» WHAT TO DO: Copy all of the records word for word.

#### SUPPLIED RECORDS ####

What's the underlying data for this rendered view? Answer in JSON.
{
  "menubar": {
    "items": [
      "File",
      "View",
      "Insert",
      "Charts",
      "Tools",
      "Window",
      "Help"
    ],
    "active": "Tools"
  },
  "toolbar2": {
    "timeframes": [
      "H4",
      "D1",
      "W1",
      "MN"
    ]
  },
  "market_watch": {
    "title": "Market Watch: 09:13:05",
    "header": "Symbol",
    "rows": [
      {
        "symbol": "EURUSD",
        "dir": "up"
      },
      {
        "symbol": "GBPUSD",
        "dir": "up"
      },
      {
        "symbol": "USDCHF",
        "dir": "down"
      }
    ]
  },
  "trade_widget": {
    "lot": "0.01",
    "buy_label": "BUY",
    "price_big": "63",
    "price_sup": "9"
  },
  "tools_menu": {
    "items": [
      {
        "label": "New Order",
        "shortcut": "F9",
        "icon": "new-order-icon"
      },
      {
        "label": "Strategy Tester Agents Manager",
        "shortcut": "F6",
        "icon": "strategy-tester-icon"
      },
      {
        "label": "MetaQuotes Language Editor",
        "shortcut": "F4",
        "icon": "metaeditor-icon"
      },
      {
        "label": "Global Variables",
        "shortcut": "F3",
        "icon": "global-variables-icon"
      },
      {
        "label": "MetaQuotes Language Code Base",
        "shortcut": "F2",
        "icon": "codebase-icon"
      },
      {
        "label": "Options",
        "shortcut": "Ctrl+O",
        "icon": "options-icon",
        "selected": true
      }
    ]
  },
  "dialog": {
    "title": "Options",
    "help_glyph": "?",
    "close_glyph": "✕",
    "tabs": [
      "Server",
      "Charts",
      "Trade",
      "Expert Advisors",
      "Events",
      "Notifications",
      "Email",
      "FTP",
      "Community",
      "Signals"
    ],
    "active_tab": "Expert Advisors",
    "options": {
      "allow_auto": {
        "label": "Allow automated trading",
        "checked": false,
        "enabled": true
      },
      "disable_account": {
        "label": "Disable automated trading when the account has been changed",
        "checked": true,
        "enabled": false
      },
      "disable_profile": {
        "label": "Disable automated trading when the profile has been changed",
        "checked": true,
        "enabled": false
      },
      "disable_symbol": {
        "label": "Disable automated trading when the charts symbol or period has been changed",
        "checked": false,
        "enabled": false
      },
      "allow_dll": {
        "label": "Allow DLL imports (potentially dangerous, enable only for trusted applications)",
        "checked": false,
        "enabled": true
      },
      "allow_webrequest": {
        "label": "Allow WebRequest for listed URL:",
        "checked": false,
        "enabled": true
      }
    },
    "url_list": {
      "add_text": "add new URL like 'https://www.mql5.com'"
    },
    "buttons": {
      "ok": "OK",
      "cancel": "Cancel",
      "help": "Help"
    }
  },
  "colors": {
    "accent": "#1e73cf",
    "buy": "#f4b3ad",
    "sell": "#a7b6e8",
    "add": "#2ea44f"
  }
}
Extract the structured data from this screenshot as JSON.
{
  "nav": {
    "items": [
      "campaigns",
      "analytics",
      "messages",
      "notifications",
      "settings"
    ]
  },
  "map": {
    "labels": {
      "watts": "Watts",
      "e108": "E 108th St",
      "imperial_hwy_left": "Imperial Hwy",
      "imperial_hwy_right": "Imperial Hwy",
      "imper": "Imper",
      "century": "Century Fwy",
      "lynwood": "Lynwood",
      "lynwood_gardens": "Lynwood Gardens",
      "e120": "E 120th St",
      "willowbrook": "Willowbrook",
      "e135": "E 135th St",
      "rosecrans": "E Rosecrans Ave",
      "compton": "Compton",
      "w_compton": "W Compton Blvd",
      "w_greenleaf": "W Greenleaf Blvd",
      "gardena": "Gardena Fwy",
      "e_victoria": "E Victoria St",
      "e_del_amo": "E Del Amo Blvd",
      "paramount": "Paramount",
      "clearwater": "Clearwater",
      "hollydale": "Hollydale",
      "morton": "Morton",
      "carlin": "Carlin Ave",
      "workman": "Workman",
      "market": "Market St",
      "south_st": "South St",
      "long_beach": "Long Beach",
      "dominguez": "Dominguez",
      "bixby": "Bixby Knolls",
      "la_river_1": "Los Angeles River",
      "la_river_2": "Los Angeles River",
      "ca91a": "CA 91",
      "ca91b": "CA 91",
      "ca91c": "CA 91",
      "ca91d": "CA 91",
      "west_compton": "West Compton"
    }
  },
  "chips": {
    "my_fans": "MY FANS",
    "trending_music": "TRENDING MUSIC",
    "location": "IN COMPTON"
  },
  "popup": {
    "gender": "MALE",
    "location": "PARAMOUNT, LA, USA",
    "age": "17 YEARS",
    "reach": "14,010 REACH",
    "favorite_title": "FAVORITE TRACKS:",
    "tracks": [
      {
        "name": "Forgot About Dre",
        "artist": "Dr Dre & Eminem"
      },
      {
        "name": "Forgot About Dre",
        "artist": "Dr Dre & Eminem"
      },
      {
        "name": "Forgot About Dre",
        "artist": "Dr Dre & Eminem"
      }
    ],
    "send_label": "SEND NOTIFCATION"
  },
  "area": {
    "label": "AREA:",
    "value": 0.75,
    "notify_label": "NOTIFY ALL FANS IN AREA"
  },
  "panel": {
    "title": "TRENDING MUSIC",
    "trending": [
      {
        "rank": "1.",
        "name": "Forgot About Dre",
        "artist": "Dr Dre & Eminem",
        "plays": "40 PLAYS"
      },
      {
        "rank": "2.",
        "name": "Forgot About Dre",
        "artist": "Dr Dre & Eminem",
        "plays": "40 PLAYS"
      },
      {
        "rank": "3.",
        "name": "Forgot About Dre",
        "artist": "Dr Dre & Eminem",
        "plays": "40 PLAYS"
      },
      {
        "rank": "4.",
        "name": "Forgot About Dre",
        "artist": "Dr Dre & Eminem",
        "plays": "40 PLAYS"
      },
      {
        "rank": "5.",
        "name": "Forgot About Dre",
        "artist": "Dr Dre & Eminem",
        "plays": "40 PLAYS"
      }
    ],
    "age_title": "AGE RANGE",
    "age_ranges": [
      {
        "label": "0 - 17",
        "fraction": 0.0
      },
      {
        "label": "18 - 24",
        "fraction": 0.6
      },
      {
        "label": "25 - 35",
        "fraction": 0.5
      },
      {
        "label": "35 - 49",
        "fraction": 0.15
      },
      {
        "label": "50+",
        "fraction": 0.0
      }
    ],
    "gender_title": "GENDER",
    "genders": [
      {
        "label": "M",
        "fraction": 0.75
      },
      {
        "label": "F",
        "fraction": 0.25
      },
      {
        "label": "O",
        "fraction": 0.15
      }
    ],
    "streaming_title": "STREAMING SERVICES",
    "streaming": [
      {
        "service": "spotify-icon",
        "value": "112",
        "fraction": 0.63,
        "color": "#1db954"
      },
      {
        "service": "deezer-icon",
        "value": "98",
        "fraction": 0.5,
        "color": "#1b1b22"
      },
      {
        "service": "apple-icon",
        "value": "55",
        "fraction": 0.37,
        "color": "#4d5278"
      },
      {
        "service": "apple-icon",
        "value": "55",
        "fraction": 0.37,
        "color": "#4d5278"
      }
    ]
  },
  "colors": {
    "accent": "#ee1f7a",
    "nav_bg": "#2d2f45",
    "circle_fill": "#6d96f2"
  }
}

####

» OUTPUT FOR THIS TASK:
What's the underlying data for this rendered view? Answer in JSON.
{
  "menubar": {
    "items": [
      "File",
      "View",
      "Insert",
      "Charts",
      "Tools",
      "Window",
      "Help"
    ],
    "active": "Tools"
  },
  "toolbar2": {
    "timeframes": [
      "H4",
      "D1",
      "W1",
      "MN"
    ]
  },
  "market_watch": {
    "title": "Market Watch: 09:13:05",
    "header": "Symbol",
    "rows": [
      {
        "symbol": "EURUSD",
        "dir": "up"
      },
      {
        "symbol": "GBPUSD",
        "dir": "up"
      },
      {
        "symbol": "USDCHF",
        "dir": "down"
      }
    ]
  },
  "trade_widget": {
    "lot": "0.01",
    "buy_label": "BUY",
    "price_big": "63",
    "price_sup": "9"
  },
  "tools_menu": {
    "items": [
      {
        "label": "New Order",
        "shortcut": "F9",
        "icon": "new-order-icon"
      },
      {
        "label": "Strategy Tester Agents Manager",
        "shortcut": "F6",
        "icon": "strategy-tester-icon"
      },
      {
        "label": "MetaQuotes Language Editor",
        "shortcut": "F4",
        "icon": "metaeditor-icon"
      },
      {
        "label": "Global Variables",
        "shortcut": "F3",
        "icon": "global-variables-icon"
      },
      {
        "label": "MetaQuotes Language Code Base",
        "shortcut": "F2",
        "icon": "codebase-icon"
      },
      {
        "label": "Options",
        "shortcut": "Ctrl+O",
        "icon": "options-icon",
        "selected": true
      }
    ]
  },
  "dialog": {
    "title": "Options",
    "help_glyph": "?",
    "close_glyph": "✕",
    "tabs": [
      "Server",
      "Charts",
      "Trade",
      "Expert Advisors",
      "Events",
      "Notifications",
      "Email",
      "FTP",
      "Community",
      "Signals"
    ],
    "active_tab": "Expert Advisors",
    "options": {
      "allow_auto": {
        "label": "Allow automated trading",
        "checked": false,
        "enabled": true
      },
      "disable_account": {
        "label": "Disable automated trading when the account has been changed",
        "checked": true,
        "enabled": false
      },
      "disable_profile": {
        "label": "Disable automated trading when the profile has been changed",
        "checked": true,
        "enabled": false
      },
      "disable_symbol": {
        "label": "Disable automated trading when the charts symbol or period has been changed",
        "checked": false,
        "enabled": false
      },
      "allow_dll": {
        "label": "Allow DLL imports (potentially dangerous, enable only for trusted applications)",
        "checked": false,
        "enabled": true
      },
      "allow_webrequest": {
        "label": "Allow WebRequest for listed URL:",
        "checked": false,
        "enabled": true
      }
    },
    "url_list": {
      "add_text": "add new URL like 'https://www.mql5.com'"
    },
    "buttons": {
      "ok": "OK",
      "cancel": "Cancel",
      "help": "Help"
    }
  },
  "colors": {
    "accent": "#1e73cf",
    "buy": "#f4b3ad",
    "sell": "#a7b6e8",
    "add": "#2ea44f"
  }
}
Extract the structured data from this screenshot as JSON.
{
  "nav": {
    "items": [
      "campaigns",
      "analytics",
      "messages",
      "notifications",
      "settings"
    ]
  },
  "map": {
    "labels": {
      "watts": "Watts",
      "e108": "E 108th St",
      "imperial_hwy_left": "Imperial Hwy",
      "imperial_hwy_right": "Imperial Hwy",
      "imper": "Imper",
      "century": "Century Fwy",
      "lynwood": "Lynwood",
      "lynwood_gardens": "Lynwood Gardens",
      "e120": "E 120th St",
      "willowbrook": "Willowbrook",
      "e135": "E 135th St",
      "rosecrans": "E Rosecrans Ave",
      "compton": "Compton",
      "w_compton": "W Compton Blvd",
      "w_greenleaf": "W Greenleaf Blvd",
      "gardena": "Gardena Fwy",
      "e_victoria": "E Victoria St",
      "e_del_amo": "E Del Amo Blvd",
      "paramount": "Paramount",
      "clearwater": "Clearwater",
      "hollydale": "Hollydale",
      "morton": "Morton",
      "carlin": "Carlin Ave",
      "workman": "Workman",
      "market": "Market St",
      "south_st": "South St",
      "long_beach": "Long Beach",
      "dominguez": "Dominguez",
      "bixby": "Bixby Knolls",
      "la_river_1": "Los Angeles River",
      "la_river_2": "Los Angeles River",
      "ca91a": "CA 91",
      "ca91b": "CA 91",
      "ca91c": "CA 91",
      "ca91d": "CA 91",
      "west_compton": "West Compton"
    }
  },
  "chips": {
    "my_fans": "MY FANS",
    "trending_music": "TRENDING MUSIC",
    "location": "IN COMPTON"
  },
  "popup": {
    "gender": "MALE",
    "location": "PARAMOUNT, LA, USA",
    "age": "17 YEARS",
    "reach": "14,010 REACH",
    "favorite_title": "FAVORITE TRACKS:",
    "tracks": [
      {
        "name": "Forgot About Dre",
        "artist": "Dr Dre & Eminem"
      },
      {
        "name": "Forgot About Dre",
        "artist": "Dr Dre & Eminem"
      },
      {
        "name": "Forgot About Dre",
        "artist": "Dr Dre & Eminem"
      }
    ],
    "send_label": "SEND NOTIFCATION"
  },
  "area": {
    "label": "AREA:",
    "value": 0.75,
    "notify_label": "NOTIFY ALL FANS IN AREA"
  },
  "panel": {
    "title": "TRENDING MUSIC",
    "trending": [
      {
        "rank": "1.",
        "name": "Forgot About Dre",
        "artist": "Dr Dre & Eminem",
        "plays": "40 PLAYS"
      },
      {
        "rank": "2.",
        "name": "Forgot About Dre",
        "artist": "Dr Dre & Eminem",
        "plays": "40 PLAYS"
      },
      {
        "rank": "3.",
        "name": "Forgot About Dre",
        "artist": "Dr Dre & Eminem",
        "plays": "40 PLAYS"
      },
      {
        "rank": "4.",
        "name": "Forgot About Dre",
        "artist": "Dr Dre & Eminem",
        "plays": "40 PLAYS"
      },
      {
        "rank": "5.",
        "name": "Forgot About Dre",
        "artist": "Dr Dre & Eminem",
        "plays": "40 PLAYS"
      }
    ],
    "age_title": "AGE RANGE",
    "age_ranges": [
      {
        "label": "0 - 17",
        "fraction": 0.0
      },
      {
        "label": "18 - 24",
        "fraction": 0.6
      },
      {
        "label": "25 - 35",
        "fraction": 0.5
      },
      {
        "label": "35 - 49",
        "fraction": 0.15
      },
      {
        "label": "50+",
        "fraction": 0.0
      }
    ],
    "gender_title": "GENDER",
    "genders": [
      {
        "label": "M",
        "fraction": 0.75
      },
      {
        "label": "F",
        "fraction": 0.25
      },
      {
        "label": "O",
        "fraction": 0.15
      }
    ],
    "streaming_title": "STREAMING SERVICES",
    "streaming": [
      {
        "service": "spotify-icon",
        "value": "112",
        "fraction": 0.63,
        "color": "#1db954"
      },
      {
        "service": "deezer-icon",
        "value": "98",
        "fraction": 0.5,
        "color": "#1b1b22"
      },
      {
        "service": "apple-icon",
        "value": "55",
        "fraction": 0.37,
        "color": "#4d5278"
      },
      {
        "service": "apple-icon",
        "value": "55",
        "fraction": 0.37,
        "color": "#4d5278"
      }
    ]
  },
  "colors": {
    "accent": "#ee1f7a",
    "nav_bg": "#2d2f45",
    "circle_fill": "#6d96f2"
  }
}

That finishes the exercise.